Rugby Australia has told Israel Folau it will terminate his contract unless the Wallabies superstar can explain his latest social media attacks on homosexuals.
Folau posted on his Instagram page on Wednesday night, claiming Hell awaited "drunks, homosexuals, adulterers, liars, fornicators, thieves, atheists, idolaters" unless they repented.
He also slammed the Tasmania state government for making gender optional on birth certificates.
- Rugby Australia blasts Folau over controversial social media posts
- Ryan Bridge: Why nobody should be offended by Israel Folau
- Rugby community slams Folau's anti-gay posts

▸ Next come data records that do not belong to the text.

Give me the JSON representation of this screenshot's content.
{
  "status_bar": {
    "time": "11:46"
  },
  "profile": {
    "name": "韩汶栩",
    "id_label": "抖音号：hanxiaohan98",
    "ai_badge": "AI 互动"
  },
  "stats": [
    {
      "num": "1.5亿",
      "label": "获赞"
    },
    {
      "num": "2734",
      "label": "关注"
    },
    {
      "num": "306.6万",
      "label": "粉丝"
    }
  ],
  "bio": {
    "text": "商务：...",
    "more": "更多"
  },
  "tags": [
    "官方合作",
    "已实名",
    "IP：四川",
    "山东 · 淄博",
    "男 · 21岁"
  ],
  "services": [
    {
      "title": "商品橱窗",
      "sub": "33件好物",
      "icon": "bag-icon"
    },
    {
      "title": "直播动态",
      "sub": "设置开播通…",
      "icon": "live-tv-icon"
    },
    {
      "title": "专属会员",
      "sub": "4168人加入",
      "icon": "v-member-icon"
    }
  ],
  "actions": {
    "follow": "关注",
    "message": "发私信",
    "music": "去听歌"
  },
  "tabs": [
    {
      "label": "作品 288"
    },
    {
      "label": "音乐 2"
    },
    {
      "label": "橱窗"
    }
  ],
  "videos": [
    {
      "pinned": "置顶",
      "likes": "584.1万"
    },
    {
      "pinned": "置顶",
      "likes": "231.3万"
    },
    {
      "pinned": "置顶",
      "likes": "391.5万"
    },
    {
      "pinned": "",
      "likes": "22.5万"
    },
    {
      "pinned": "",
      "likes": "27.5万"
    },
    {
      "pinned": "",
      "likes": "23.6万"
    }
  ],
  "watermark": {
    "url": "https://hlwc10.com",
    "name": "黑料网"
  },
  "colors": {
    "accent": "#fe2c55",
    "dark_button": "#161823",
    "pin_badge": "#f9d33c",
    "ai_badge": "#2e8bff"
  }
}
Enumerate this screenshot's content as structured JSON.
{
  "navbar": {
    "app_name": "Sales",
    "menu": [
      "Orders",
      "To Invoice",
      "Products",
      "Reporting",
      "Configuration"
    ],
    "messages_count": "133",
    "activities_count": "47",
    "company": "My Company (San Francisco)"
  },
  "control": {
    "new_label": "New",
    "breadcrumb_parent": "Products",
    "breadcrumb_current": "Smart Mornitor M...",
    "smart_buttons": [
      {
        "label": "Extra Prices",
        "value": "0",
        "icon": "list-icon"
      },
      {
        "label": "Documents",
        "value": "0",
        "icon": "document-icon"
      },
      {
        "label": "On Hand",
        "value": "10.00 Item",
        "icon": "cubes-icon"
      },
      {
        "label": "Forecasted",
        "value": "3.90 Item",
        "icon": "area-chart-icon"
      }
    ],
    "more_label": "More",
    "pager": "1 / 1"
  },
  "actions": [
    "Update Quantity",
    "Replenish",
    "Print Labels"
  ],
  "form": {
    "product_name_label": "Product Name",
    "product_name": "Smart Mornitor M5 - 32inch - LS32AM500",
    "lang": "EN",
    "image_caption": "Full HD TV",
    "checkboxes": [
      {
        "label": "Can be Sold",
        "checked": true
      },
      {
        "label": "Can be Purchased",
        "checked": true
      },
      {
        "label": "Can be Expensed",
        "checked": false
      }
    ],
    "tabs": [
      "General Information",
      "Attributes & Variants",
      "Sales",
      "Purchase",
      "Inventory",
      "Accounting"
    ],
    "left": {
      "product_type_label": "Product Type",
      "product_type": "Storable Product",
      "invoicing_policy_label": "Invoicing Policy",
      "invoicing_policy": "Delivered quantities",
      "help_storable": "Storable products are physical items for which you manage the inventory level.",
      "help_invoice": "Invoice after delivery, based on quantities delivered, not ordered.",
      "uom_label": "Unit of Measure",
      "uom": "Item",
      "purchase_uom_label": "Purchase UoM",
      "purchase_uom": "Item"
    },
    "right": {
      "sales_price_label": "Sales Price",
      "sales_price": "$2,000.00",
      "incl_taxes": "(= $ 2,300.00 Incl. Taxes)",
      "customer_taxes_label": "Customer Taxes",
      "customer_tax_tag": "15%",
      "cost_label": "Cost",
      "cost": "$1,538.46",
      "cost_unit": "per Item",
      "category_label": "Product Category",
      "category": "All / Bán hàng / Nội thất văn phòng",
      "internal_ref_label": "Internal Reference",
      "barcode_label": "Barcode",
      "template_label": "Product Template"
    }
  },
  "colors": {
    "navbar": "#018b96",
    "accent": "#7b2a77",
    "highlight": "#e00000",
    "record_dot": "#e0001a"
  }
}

Rugby Australia was very quick to condemn his comments and have now gone one further, as it sharpens its knife for the final cut.
"In the absence of compelling mitigating factors, it is our intention to terminate his contract," Rugby Australia and the New South Wales Rugby Union said in a statement on Thursday night.
RA chief executive Raelene Castle and NSWRU CEO Andrew Hore confirmed the two bodies had tried repeatedly to contact Folau through Thursday, but he had failed to respond.
"Whilst Israel is entitled to his religious beliefs, the way in which he has expressed these beliefs is inconsistent with the values of the sport," said their statement.
"We want to make it clear that he does not speak for the game with his recent social media posts.
"Israel has failed to understand that the expectation of him as a Rugby Australia and NSW Waratahs employee is that he cannot share material on social media that condemns, vilifies or discriminate against people on the basis of their sexuality."
The statement affirmed that rugby wanted everyone to feel welcome, regardless of race, gender, religion or sexuality.
"As a code, we have made it clear to Israel - formally and repeatedly - that any social media posts or commentary that is in any way disrespectful to people because of their sexuality will result in disciplinary action."
Wallabies sponsor Qantas condemns Folau's outburst
Earlier on Thursday, major sponsor Qantas joined the chorus for Rugby Australia to reconsider its ties with Folau.
Wallabies legend Mark Ella told Newshub he doubted RA had the courage to dump Folau in a World Cup year, but the star's comments began to have serious financial implications that couldn't be ignored.
It probably slipped Folau's mind - again - that Qantas chief executive Alan Joyce was openly gay, which probably explained why Rugby Australia was very quick to dismiss Folau's views.
"These comments are really disappointing, and clearly don't reflect the spirit of inclusion and diversity that we support," a Qantas statement said.
"We are pleased to see Rugby Australia's condemnation of the comments and will await the outcome of their review."
Qantas threatened to withdraw its Wallabies sponsorship 12 months ago, when Folau made very similar comments that reportedly put him on a very short leash with Rugby Australia.
Two years ago, Joyce had a lemon meringue pie shoved in his face during a business breakfast in Perth, because he advocated strongly for gay marriage. Joyce lives in Sydney with his Kiwi partner.
Meanwhile, Ella demanded RA take a stand against Folau, after taking a soft approach last year.
"You feel that the ARU obviously told him what's enclosed in his contract and he can't make statements like this," Ella told Newshub. "It's so sensitive to all communities.
"He got away with it the first time. You'd like to think that maybe the ARU might actually stand up and do something - maybe sack him.
"I don't think they will. Israel is too valuable to [Wallabies coach] Michael Chieka and I don't think they want to lose him, so they'll probably reprimand him, but probably not with what we all expect."
Ella, a first-five who captained Australia during the early 1980s, admitted the Wallabies would struggle to win the World Cup without Folau.
"They'll probably play it out until everybody forgets," he told Newshub.
"Rugby Australia are not very good at making bold decisions, particularly in reprimanding players.
"Something has to be done. The ARU are the custodians of the game in this country and have to make a bold decision - I just don't think they've got the guts to do it."
Former All Black Adam Thomson echoed Ella's call, but went a step further, advocating a boycott of Folau's teams.
"To the current players, I implore you to make a stand," he tweeted.
"Let your collective voices be heard.
"Show the game that this is not who we are. Refuse to play against the @nswwaratahs or any team that fields intolerant players.
"You're heroes we need right now."